It's all spinning wheels and self-doubt until the first pot of coffee.

Introducing dbagg3, an Atom-powered client/server aggregator

Update: I've just dumped what code I have into my CVS repository. So, go ahead and poke fun at it:

Or, fetch it from CVS:

$ cvs -d:pserver:anoncvs@www.decafbad.com:/cvsroot login
(Logging in to anoncvs@www.decafbad.com)
CVS password: anoncvs
$ cvs -d:pserver:anoncvs@www.decafbad.com:/cvsroot co dbagg3

So, besides the funk, there's a little project in which I've gotten immersed. Here's a teaser diagram:

It's a feed aggregator, my third attempt at such. At present, things are roughly close to the diagram above. Everything is clunky and command-line driven at present--but I've got further plans, like a REST API for feed queries and manipulation of various things such as feed subscriptions and the read/unread state of items. Pair this with an XSLT-driven browser UI, and the possibility of other clients (not the least of include other Atom-consuming aggregators).

The goal is to make a Client/Server Aggregator. Somewhat serendipitously, I just caught Bob DuCharme's xml.com article on Amazon.com's web services, which I really like and have drawn inspiration from in thinking about this new aggregator. Eventually, I want to offer the same sort of XML+XSL style of service that they've put together, along with some futher inspiration from the Atom API.

Anyway, as another teaser, check out this early demo involving the XML this thing has been producing, coupled with some experimental XSL:

You'll notice that there are three URLs involved here:

The XSLT expects Atom (plus a few extensions of my own), so you can also do things like this:

These are the sorts of tricks I was looking forward to when I started thinking about things like a universal blog transfer format and rose-colored glasses.
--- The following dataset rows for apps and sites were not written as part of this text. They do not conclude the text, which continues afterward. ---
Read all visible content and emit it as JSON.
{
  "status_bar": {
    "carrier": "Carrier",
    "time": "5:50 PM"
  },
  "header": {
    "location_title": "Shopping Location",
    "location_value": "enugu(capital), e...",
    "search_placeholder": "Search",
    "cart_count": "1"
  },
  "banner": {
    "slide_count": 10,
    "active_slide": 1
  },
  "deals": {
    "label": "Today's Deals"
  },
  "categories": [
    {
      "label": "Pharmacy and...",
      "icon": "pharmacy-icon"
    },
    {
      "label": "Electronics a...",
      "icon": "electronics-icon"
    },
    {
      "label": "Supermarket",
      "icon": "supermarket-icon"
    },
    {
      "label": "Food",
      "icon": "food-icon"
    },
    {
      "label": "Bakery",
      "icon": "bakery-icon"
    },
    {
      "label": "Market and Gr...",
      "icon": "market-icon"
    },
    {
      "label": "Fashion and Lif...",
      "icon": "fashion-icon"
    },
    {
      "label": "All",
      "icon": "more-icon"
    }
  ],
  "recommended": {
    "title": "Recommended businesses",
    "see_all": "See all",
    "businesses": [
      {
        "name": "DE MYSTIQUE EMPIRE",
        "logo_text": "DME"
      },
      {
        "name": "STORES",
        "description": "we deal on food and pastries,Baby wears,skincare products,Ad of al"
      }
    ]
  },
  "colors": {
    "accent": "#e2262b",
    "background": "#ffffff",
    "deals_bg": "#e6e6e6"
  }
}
XSLT used like this could just as easily produce a blog or RSS 2.0 content.

Anyway, hoping to get some code into CVS by this weekend that's not entirely embarassing. So if you're interested in this stuff, stay tuned. I'm hoping that this thing can provide a base for others interested in feed aggregation--if you just want to play with UI, use the scanning and storage as-is and tinker with XSLT; if you want to play with storage and query, leave the scanning and UI alone; if you want to tinker with parsing... er, talk to Mark Pilgrim.

More soon!

(Oh yeah, and I will be working on coming up with a better name than dbagg3. Unfortunately, I probably won't be coming up with a more visually appealing design for the UI, since what you see is the best I can do. Heh, heh. Don't let your programmers do visual design...)

Archived Comments

  • This is great. It seems that this could be the base, for what I've been dreaming/thinking about the last half year or so. In contrast to you, I haven't come up with any code yet (mostly due to the fact, that I don't python yet, and I found no other reasonably good feed parser, than the Universal Feed Parser), but with a name: Roosster Features I'd really like to have in such a ClientServerAggregator are: (a) search over entries the aggregator has seen to date (b) add and arbitrary number of notes to any entry (c) add multiple category-tags to entries (d) interlink entries (I know this could be solved by some 'Related Entries' stuff, but somtimes I don't trust these "automatic classifiers") Can't wait, until I can take a look at the code and see if I can extend it. This would finally be a real reason to learn python. By the way, I really like the interface. Might be, that's because I'm a programmer too?!
  • Very nice. The demo has me salivating a little. Oddly enough, I like the UI. If you can slim it down, side-to-side-wise a bit, it would also be a great aggregator to rip whole chunks from and feed to a Palm Pilot or PocketPC, as well. They're not as big as they were in the past, but with decent strides every couple of weeks, they still have a lot of following. Your page-width is dynamic, and that means a lot to me, a Palm user. A feature I'd like to see is kind of like Bloglines, where you receive a small box of info from the RSS feed, or what-have-you to give you a taste of an article. If going 1 link deep from any link on the aggregator page linked to a small page with such a tidbit, it would make surfing the articles a lot faster. This would allow a PDA or cellphone to drag an aggregator page 1 link deep with specialised software and get all of the highlights from say, 20 blogs. That could be a major boon, especially for people that connect while at wireless access points on business trips, etc. Keep it up, this looks like it'll rock when you are done.
  • Hi, and I will try to plug an jabber/XMPP bot into it, so it will deliver the aggragated content rigth to my beloved IM app...